(What you are asked to do) From the data below, copy each line that includes the word "Engineering".

Excerpts from an interface dataset:
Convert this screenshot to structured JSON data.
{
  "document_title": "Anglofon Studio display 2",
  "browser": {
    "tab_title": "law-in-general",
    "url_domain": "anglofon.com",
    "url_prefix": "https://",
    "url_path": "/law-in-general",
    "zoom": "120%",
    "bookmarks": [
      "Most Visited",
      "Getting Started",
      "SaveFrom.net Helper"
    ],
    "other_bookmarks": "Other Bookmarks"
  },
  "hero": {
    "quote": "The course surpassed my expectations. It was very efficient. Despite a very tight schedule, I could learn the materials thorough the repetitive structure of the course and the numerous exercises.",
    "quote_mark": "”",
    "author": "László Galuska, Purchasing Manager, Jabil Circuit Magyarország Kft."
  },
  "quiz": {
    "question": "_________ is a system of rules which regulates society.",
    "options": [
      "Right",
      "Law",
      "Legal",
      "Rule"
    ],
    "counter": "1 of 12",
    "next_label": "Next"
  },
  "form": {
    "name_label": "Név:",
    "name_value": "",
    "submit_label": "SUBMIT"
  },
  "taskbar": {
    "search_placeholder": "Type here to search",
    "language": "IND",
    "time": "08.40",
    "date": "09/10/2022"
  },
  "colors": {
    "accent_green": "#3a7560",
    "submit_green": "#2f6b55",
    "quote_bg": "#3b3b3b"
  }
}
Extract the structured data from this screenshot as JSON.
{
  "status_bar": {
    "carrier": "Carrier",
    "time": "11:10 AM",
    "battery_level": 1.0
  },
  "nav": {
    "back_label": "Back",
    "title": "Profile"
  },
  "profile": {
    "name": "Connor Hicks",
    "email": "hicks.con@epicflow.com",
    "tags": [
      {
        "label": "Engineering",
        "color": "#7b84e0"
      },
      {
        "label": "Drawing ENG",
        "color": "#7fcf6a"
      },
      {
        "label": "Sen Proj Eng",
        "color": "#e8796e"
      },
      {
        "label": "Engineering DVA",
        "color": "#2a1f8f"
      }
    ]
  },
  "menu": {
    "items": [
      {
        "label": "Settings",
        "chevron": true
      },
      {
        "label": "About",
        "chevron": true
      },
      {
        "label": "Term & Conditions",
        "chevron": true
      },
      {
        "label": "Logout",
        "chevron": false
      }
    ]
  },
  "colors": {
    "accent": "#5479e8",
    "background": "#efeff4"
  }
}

(Exercise response)
        "label": "Engineering",
        "label": "Engineering DVA",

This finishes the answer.